3. Your XAML can be used all over.
One thing to know about the XAML rendering that's happening on Silverlight is that it's a different XAML parser/renderer than the one included in WPF.
If you're on Vista, try this cool test. Open up the Accessibility Magnifier and hover over any WPF app, like the New York Times Reader. Rather than little raster/bitmaps becoming large raster/bitmaps, you'll see beautiful scaled vectors. As long as what you're looking at is a XAML vector rendered on Vista with WPF, you can scale it forever.
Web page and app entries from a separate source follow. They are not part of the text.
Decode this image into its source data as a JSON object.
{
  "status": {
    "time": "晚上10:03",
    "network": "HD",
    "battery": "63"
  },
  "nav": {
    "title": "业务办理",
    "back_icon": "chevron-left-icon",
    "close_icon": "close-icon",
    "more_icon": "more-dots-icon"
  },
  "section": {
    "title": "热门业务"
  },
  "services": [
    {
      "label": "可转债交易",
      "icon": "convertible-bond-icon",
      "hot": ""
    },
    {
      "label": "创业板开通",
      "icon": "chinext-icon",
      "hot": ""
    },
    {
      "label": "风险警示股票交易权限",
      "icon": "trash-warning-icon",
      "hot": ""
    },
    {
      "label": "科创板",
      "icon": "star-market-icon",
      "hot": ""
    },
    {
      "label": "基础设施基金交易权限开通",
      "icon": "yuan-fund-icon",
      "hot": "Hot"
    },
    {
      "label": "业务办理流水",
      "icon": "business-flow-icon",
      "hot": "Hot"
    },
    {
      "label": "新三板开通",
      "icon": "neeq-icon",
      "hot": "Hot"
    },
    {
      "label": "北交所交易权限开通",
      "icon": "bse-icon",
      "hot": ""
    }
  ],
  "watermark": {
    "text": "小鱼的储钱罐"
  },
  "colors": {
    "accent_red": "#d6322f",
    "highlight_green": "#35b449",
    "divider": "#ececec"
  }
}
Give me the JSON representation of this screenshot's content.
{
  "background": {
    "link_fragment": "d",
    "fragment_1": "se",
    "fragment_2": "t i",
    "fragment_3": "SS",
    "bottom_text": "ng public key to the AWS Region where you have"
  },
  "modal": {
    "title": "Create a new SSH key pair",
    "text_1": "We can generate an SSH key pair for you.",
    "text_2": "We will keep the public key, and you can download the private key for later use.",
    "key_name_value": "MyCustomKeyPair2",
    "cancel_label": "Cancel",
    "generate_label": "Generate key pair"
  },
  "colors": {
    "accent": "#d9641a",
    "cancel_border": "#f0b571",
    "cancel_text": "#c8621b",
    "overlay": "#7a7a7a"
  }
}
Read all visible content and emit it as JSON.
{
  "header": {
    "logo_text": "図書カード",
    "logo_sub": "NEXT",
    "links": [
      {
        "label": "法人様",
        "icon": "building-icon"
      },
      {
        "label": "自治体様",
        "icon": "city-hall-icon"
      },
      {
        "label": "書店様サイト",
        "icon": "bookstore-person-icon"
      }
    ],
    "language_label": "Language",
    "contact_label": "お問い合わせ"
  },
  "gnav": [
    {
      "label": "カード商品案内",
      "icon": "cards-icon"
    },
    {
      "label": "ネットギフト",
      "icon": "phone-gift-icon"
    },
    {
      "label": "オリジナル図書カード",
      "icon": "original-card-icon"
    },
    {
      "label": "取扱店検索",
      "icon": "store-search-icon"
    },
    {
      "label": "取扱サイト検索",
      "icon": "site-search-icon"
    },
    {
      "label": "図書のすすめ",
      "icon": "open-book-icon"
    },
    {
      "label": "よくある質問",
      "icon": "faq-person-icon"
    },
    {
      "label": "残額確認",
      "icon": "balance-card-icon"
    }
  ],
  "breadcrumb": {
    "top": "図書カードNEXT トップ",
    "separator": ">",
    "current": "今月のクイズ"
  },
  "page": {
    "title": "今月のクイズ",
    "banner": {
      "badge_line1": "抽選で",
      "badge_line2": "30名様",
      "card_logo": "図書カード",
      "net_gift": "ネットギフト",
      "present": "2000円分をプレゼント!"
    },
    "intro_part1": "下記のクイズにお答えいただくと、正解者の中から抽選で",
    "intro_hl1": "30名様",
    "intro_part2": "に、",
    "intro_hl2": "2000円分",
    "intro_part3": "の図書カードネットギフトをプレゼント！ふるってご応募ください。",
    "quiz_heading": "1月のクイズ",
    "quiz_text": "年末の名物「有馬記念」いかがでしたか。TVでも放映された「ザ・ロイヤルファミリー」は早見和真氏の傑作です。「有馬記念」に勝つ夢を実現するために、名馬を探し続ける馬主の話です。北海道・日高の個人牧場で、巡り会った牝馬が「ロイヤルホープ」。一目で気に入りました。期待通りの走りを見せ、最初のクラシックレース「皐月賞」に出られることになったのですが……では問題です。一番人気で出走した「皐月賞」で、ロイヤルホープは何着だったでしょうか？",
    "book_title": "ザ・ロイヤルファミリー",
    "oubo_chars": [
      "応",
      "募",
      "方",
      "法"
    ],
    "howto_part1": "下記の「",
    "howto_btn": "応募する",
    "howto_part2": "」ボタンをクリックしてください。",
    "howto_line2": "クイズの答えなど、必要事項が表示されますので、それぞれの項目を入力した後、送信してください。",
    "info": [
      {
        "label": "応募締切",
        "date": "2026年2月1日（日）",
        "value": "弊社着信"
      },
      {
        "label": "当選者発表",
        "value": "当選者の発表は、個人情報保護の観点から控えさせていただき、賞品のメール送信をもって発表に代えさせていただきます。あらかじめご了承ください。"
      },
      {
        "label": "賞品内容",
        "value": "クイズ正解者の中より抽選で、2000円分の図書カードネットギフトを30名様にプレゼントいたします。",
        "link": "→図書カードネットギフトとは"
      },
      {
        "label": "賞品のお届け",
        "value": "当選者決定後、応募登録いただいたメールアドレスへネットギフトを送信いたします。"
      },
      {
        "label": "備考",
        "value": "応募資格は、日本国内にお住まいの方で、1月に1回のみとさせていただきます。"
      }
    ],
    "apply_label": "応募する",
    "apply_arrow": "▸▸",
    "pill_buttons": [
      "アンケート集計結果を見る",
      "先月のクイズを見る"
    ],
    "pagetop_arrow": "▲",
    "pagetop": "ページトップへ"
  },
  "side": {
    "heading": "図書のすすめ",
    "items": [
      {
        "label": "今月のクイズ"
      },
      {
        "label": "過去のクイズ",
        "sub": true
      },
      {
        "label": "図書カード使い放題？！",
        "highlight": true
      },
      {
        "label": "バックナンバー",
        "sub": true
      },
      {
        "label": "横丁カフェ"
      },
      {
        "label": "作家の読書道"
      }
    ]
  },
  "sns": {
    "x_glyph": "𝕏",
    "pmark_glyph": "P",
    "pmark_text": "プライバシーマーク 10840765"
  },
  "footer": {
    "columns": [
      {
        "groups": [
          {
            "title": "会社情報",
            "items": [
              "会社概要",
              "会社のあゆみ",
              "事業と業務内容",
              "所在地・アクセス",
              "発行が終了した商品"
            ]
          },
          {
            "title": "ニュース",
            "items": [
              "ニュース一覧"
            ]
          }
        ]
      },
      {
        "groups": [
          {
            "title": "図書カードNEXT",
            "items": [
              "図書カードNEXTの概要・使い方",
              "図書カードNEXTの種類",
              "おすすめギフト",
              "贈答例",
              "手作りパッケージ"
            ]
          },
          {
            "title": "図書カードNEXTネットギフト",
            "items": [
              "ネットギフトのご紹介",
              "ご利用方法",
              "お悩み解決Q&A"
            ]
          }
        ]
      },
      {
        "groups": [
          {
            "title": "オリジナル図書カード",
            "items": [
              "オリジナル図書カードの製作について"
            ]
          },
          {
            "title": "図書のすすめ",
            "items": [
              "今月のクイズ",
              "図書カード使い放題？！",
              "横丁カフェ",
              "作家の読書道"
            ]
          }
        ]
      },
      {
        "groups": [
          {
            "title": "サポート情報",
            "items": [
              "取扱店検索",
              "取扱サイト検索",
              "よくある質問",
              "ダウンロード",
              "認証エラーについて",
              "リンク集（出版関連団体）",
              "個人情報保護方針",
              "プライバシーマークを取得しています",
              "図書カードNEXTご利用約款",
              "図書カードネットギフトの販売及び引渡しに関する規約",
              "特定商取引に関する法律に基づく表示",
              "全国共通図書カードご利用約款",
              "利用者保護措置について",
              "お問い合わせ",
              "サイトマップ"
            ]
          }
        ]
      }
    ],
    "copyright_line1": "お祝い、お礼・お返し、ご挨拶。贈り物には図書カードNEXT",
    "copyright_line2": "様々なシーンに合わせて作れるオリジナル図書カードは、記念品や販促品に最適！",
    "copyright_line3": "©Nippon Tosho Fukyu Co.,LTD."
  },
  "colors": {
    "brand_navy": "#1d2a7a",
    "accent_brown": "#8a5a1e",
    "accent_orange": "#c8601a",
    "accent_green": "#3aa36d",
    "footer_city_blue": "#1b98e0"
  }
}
I speculate - I haven't tried this yet - that if you put the Vista magnifier over a Silverlight XAML-created vector I suspect you'll get a scaled bitmap, not a smooth vector. This is because Silverlight will run on a bare-naked Windows XP (not even SP2) machine, and Silverlight's XAML renderer is painting via GDI. This is not a huge bummer, but it's a significant and very clear, visceral way to illustrate that there are two XAML renderers. Fortunately XAML is a clear spec, and both WPF and Silverlight (on both platforms)should both render identical XAML identically. It's not open to interpretation the way that HTML was/is.
Overheard: "This is the most significant launch since .NET 1.0 and I don't think 10% of the audience gets that."
I'm pretty stoked about this whole thing, and I'm going to dive into both Silverlight and Flex, along with other options like OpenLaszlo as there's many ways to create a Rich Internet Application these days. The addition of an integrated client-side CLR will allow for greater scalability in large systems where the server is called upon to do calculations that really belong on the (increasingly powerful) client-side.
<disclaimer>I don't work for Microsoft, nor is any of the data on that diagram from NDA'ed sources. It's very likely wrong, so enjoy.</disclaimer>
I may also have overheard myself saying all those quotes, but one can't be sure about these things. :)